Baker was born in Boston, Massachusetts, the son of Bertha and William Baker. A 1962 graduate of Brookline High School, he received his college degree from Boston University, and performed in regional theater. He spent several summers at the O'Neill Center's National Playwrights Conference in Waterford, Connecticut.

Career[edit]

Baker appeared Off Broadway in plays such as Conerico Was Here to Stay, Paradise Gardens East, The Year Boston Won the Pennant, and Summertree, debuting on Broadway in 1974 in The Freedom of the City, performing in repertory in Secret Service and Boy Meets Girl, and in Pericles, Prince of Tyre, The Merry Wives of Windsor, Henry V and Measure for Measure with the Joseph Papp New York Shakespeare Festival. He devoted himself to the production of new plays at The O'Neill Center's National Playwrights Conference where he worked with Werner Liepolt and many other young playwrights. He was highly praised by critics Clive Barnes and Walter Kerr and won the Tony Award for his performance in I Love My Wife.

In the course of his career Baker appeared in a number of television shows, such as Kojak, Starsky and Hutch, The Rockford Files, and Taxi.

Far and away most prominent amongst his film roles, which included The Hospital and The Paper Chase, was Next Stop, Greenwich Village, for which he was widely praised by critics and for which he was nominated for a Golden Globe Award.

Personal life[edit]

Baker's career was cut short by illness. His final television performances were in 1979, and he died on April 12, 1982. The official cause of death was listed as cancer. He had two brothers, Alan and Malcolm.

“Oh my,” Tony sighed sadly, “that’s going to poor Lenny Baker. Nobody sees him anymore. He’s up there alone now. He’s dying of cancer, and the doctors can’t seem to figure out why.”

In just a few years, they would — right around the time that Baker died, in 1982.

Baker’s cancer had come to be known as “gay cancer,” then briefly GRID (Gay-Related Immunodeficiency) and then finally AIDS. We didn’t have any name for it then. Besides, we were all too shocked that a young, vibrant actor, who had made a smashing debut just four years earlier in Next Stop, Greenwich Village, Paul Mazursky’s semiautobiographical tribute to New York bohemia in the 1950s, wouldn’t be following Al Pacino, Dustin Hoffman and Robert De Niro into the world of major stardom. He wouldn’t be anywhere — like so many others all over the city and throughout the industry.

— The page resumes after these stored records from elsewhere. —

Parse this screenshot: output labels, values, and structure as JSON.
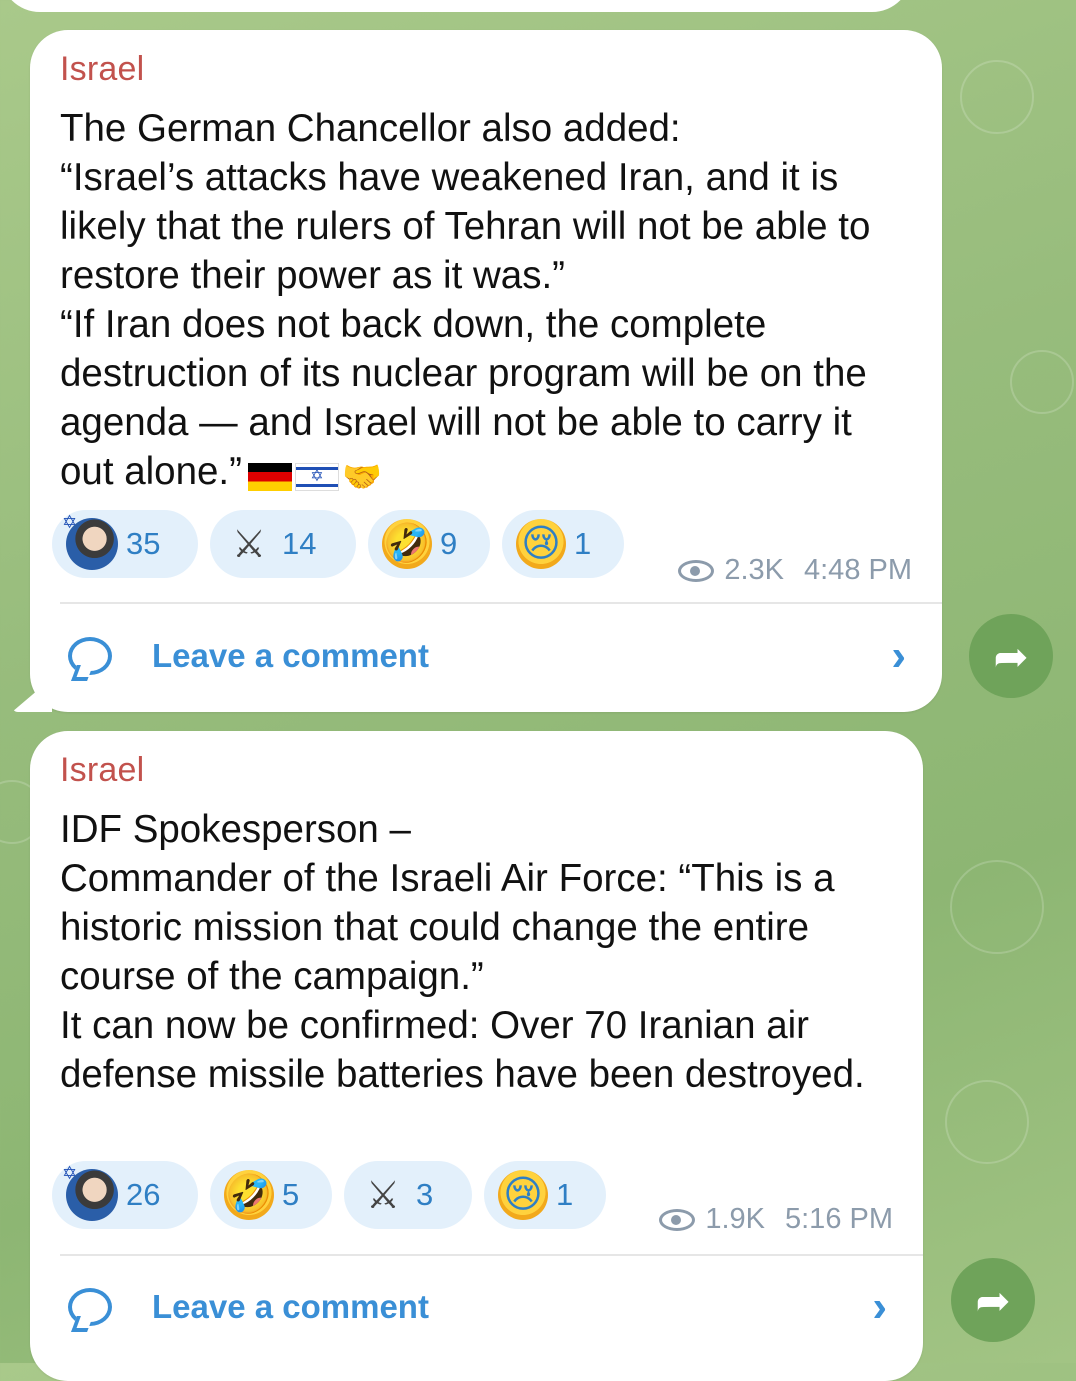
{
  "posts": [
    {
      "author": "Israel",
      "text": "The German Chancellor also added:\n“Israel’s attacks have weakened Iran, and it is likely that the rulers of Tehran will not be able to restore their power as it was.”\n“If Iran does not back down, the complete destruction of its nuclear program will be on the agenda — and Israel will not be able to carry it out alone.”",
      "trailing_emoji": [
        "flag-germany-icon",
        "flag-israel-icon",
        "handshake-icon"
      ],
      "reactions": [
        {
          "icon": "avatar-reaction-icon",
          "count": "35"
        },
        {
          "icon": "crossed-knives-icon",
          "count": "14"
        },
        {
          "icon": "rofl-emoji-icon",
          "count": "9"
        },
        {
          "icon": "crying-face-icon",
          "count": "1"
        }
      ],
      "views": "2.3K",
      "time": "4:48 PM",
      "comment_label": "Leave a comment"
    },
    {
      "author": "Israel",
      "text": "IDF Spokesperson –\nCommander of the Israeli Air Force: “This is a historic mission that could change the entire course of the campaign.”\nIt can now be confirmed: Over 70 Iranian air defense missile batteries have been destroyed.",
      "reactions": [
        {
          "icon": "avatar-reaction-icon",
          "count": "26"
        },
        {
          "icon": "rofl-emoji-icon",
          "count": "5"
        },
        {
          "icon": "crossed-knives-icon",
          "count": "3"
        },
        {
          "icon": "crying-face-icon",
          "count": "1"
        }
      ],
      "views": "1.9K",
      "time": "5:16 PM",
      "comment_label": "Leave a comment"
    }
  ],
  "colors": {
    "author": "#c2524d",
    "accent": "#3a8fd6",
    "reaction_bg": "#e3f0fb",
    "share_button": "#6fa35a",
    "chat_bg": "#9cbf7f"
  }
}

from LA Weekly/David Ehrenstein

Work[edit]

Stage[edit]

Broadway
  • The Freedom of the City – Alvin Theatre, 1974
  • Secret Service – Playhouse Theatre, 1976 – Henry Dumont
  • Boy Meets Girl – Playhouse Theatre, 1976 – Robert Law
  • I Love My Wife – Ethel Barrymore Theatre, 1977 – Alvin
Off Broadway
  • Conerico Was Here to Stay – Fortune Theatre, 1969 – Young Man
  • Summertree - Players Theatre, 1969 - Young Man
  • Paradise Gardens East – Fortune Theatre, 1969 – Brother
  • The Year Boston Won the Pennant – Mitzi Newhouse Theatre, 1969 – Dillinger/Peabody
  • Barbary Shore – Joseph Papp Public Theater/New York Shakespeare Festival, 1973 – Mike Lovett
  • Pericles, Prince of Tyre – Joseph Papp Public Theater/New York Shakespeare Festival, 1974 – Thailard/Knight of Ephesus/Boult
  • The Merry Wives of Windsor – Joseph Papp Public Theater/New York Shakespeare Festival, 1974 – Abraham Slender
  • Henry V – Joseph Papp Public Theater/New York Shakespeare Festival, 1976 – Dauphin
  • Measure for Measure – oseph Papp Public Theater/New York Shakespeare Festival, 1976 – Lucio

References[edit]

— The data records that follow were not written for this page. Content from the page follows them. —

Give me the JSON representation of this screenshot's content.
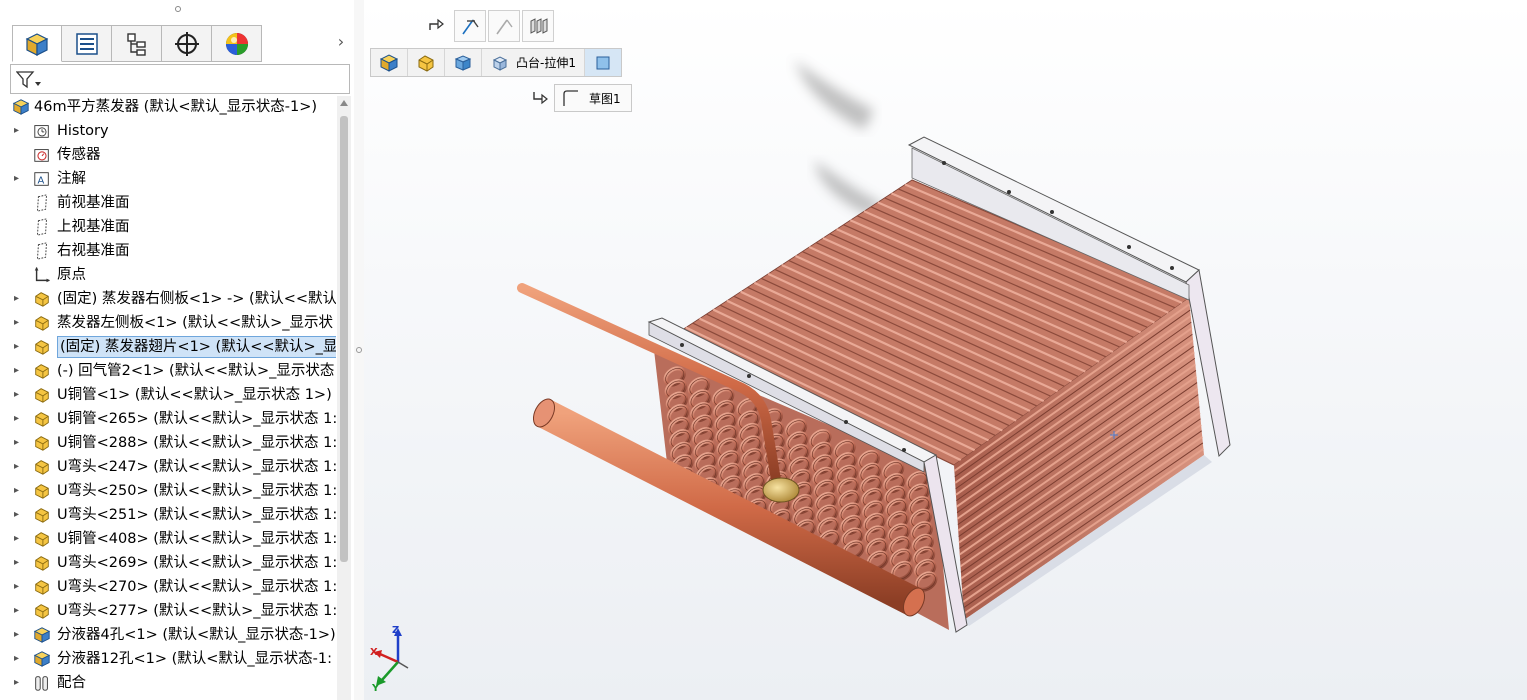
{
  "tree": {
    "root_label": "46m平方蒸发器 (默认<默认_显示状态-1>)",
    "items": [
      {
        "label": "History",
        "icon": "history-icon",
        "expandable": true
      },
      {
        "label": "传感器",
        "icon": "sensor-icon",
        "expandable": false
      },
      {
        "label": "注解",
        "icon": "annotation-icon",
        "expandable": true
      },
      {
        "label": "前视基准面",
        "icon": "plane-icon",
        "expandable": false
      },
      {
        "label": "上视基准面",
        "icon": "plane-icon",
        "expandable": false
      },
      {
        "label": "右视基准面",
        "icon": "plane-icon",
        "expandable": false
      },
      {
        "label": "原点",
        "icon": "origin-icon",
        "expandable": false
      },
      {
        "label": "(固定) 蒸发器右侧板<1> -> (默认<<默认",
        "icon": "part-icon",
        "expandable": true
      },
      {
        "label": "蒸发器左侧板<1> (默认<<默认>_显示状",
        "icon": "part-icon",
        "expandable": true
      },
      {
        "label": "(固定) 蒸发器翅片<1> (默认<<默认>_显",
        "icon": "part-icon",
        "expandable": true,
        "selected": true
      },
      {
        "label": "(-) 回气管2<1> (默认<<默认>_显示状态",
        "icon": "part-icon",
        "expandable": true
      },
      {
        "label": "U铜管<1> (默认<<默认>_显示状态 1>)",
        "icon": "part-icon",
        "expandable": true
      },
      {
        "label": "U铜管<265> (默认<<默认>_显示状态 1:",
        "icon": "part-icon",
        "expandable": true
      },
      {
        "label": "U铜管<288> (默认<<默认>_显示状态 1:",
        "icon": "part-icon",
        "expandable": true
      },
      {
        "label": "U弯头<247> (默认<<默认>_显示状态 1:",
        "icon": "part-icon",
        "expandable": true
      },
      {
        "label": "U弯头<250> (默认<<默认>_显示状态 1:",
        "icon": "part-icon",
        "expandable": true
      },
      {
        "label": "U弯头<251> (默认<<默认>_显示状态 1:",
        "icon": "part-icon",
        "expandable": true
      },
      {
        "label": "U铜管<408> (默认<<默认>_显示状态 1:",
        "icon": "part-icon",
        "expandable": true
      },
      {
        "label": "U弯头<269> (默认<<默认>_显示状态 1:",
        "icon": "part-icon",
        "expandable": true
      },
      {
        "label": "U弯头<270> (默认<<默认>_显示状态 1:",
        "icon": "part-icon",
        "expandable": true
      },
      {
        "label": "U弯头<277> (默认<<默认>_显示状态 1:",
        "icon": "part-icon",
        "expandable": true
      },
      {
        "label": "分液器4孔<1> (默认<默认_显示状态-1>)",
        "icon": "assembly-icon",
        "expandable": true
      },
      {
        "label": "分液器12孔<1> (默认<默认_显示状态-1:",
        "icon": "assembly-icon",
        "expandable": true
      },
      {
        "label": "配合",
        "icon": "mates-icon",
        "expandable": true
      }
    ]
  },
  "tabs": [
    {
      "name": "feature-manager-tab",
      "icon": "feature-manager-icon"
    },
    {
      "name": "property-manager-tab",
      "icon": "property-manager-icon"
    },
    {
      "name": "configuration-manager-tab",
      "icon": "configuration-manager-icon"
    },
    {
      "name": "dimxpert-tab",
      "icon": "crosshair-icon"
    },
    {
      "name": "display-manager-tab",
      "icon": "appearance-icon"
    }
  ],
  "breadcrumb": {
    "items": [
      "assembly",
      "subassembly",
      "part",
      "feature"
    ],
    "feature_label": "凸台-拉伸1",
    "sketch_label": "草图1"
  },
  "triad": {
    "x": "X",
    "y": "Y",
    "z": "Z"
  },
  "colors": {
    "copper": "#c97f6a",
    "copper_dark": "#8f4d3d",
    "frame": "#f2f2f4",
    "selection": "#cfe3f7",
    "part_yellow": "#f5c542"
  }
}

  1. ^ "Tony Legacy Search Results: I Love My Wife". The American Theatre Wing's Tony Awards. Retrieved 2008-07-06. 

External links[edit]